You want to be at your best studying so you can remember and have the energy to make it through your day, says registered dietician Mitzi Dulan. The food that you eat really can make a difference in how you can really optimize the energy for your day.
Meal plans are a convenient and cost-effective way for college students to eat, but because dining halls tend not be open around the clock, its important students choose the right plan.
Choosing a meal plan
Meal plans take the stress out of planning meals, shopping for food and dining out for college students already facing back-to-back classes and work schedules.
Fitness expert Jaime Brenkus explains that not getting enough food makes it more difficult for students to study and retain information.
Your brain needs glucose to survive and if your blood sugar level is low, you really cant function that well, he says. You really cant be 100% on your game at that point.

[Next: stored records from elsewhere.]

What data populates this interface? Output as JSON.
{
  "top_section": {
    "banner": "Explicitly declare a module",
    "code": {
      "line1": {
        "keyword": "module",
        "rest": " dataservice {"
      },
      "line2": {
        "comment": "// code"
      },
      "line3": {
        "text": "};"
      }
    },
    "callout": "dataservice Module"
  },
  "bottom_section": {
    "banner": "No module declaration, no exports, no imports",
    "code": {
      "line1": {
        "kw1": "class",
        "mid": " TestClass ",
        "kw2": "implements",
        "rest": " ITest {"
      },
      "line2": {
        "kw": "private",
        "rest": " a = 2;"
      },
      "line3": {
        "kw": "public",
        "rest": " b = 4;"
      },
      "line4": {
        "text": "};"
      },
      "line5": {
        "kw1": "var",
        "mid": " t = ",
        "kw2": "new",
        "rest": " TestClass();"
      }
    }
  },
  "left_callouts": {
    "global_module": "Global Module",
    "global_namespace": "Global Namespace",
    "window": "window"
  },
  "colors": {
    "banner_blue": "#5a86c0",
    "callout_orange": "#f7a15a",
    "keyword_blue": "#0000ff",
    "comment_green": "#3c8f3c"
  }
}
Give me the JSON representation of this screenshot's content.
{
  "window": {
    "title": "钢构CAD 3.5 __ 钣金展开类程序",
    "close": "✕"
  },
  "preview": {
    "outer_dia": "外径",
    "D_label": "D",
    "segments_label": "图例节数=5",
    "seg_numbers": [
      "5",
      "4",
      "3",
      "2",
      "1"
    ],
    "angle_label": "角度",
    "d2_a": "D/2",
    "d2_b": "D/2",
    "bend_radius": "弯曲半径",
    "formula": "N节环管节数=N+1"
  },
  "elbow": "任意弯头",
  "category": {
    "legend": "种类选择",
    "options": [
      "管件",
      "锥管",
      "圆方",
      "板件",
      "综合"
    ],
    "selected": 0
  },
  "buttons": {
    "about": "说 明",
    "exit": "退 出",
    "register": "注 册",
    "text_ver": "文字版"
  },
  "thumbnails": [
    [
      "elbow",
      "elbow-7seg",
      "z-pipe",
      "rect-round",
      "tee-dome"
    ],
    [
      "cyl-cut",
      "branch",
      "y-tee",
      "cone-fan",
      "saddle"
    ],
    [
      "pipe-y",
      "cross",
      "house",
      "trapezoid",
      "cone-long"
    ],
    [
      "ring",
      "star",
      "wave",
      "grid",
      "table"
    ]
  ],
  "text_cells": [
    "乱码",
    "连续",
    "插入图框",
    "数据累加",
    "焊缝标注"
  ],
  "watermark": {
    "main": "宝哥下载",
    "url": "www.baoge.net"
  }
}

For most schools, meal plans are built into tuition costs, something students and their families have already planned for. Tight budgets can often lead to students choosing inexpensive fast food options, which can result in unhealthy habits and weight gain, says Dulan.
Many universities offer different levels of meal plans; some include all meals plus extra money for snacks, while others are more limited. Students should choose a plan that corresponds with how much time theyll be on or off campus.
Lisa Hark, family nutrition expert, recommends students eat at least two meals a day on their plan, and to try and eat with friends because it forces them to slow down.
Brenkus suggests making a balanced plate for each meal: half for fruit and vegetables, a quarter for protein, and a quarter for carbohydrates (each one no bigger than your fist). He also stressed the importance of protein for students energy and endurance.
Protein makes you feel fuller, longer, says Brenkus. For college kids, thats a plus.
But having a meal plan doesnt necessarily mean healthy eating, the experts warn. To avoid the dreaded freshman 15, students should be aware of portion control, which can be especially difficult with the gigantic-sized helpings or buffet-style spreads dining halls usually offer.
That creates an excess in portion sizes and if youre going to do it every day and every meal, youre eating much more than you normally would eat, so its very easy to add calories, says Hark. Pace yourself, have some balance [on your plate], and listen to your body, because when you start to feel full, thats when you want to stop.
Another downside to meal plans is the extensive (not to mention tempting) dessert selection. Hark says that just because its free, doesnt make it OK.
One or two times a week have the desserts, says Hark. Not every day and not every meal.
When youre not on campus
Student should keep healthy snacks in their dorms to bring along on a particularly busy day when they can't fit in a dining hall stop or just for grazing on during study sessions.
Hark suggests students keep a supply of unsalted nuts, dried fruit, peanut butter, crackers and rice cakes in their dorm room, saying they will feel much better eating foods rich in vitamins and protein rather than fulfilling cravings for sugar and caffeine, which only provide a temporary boost before a crash.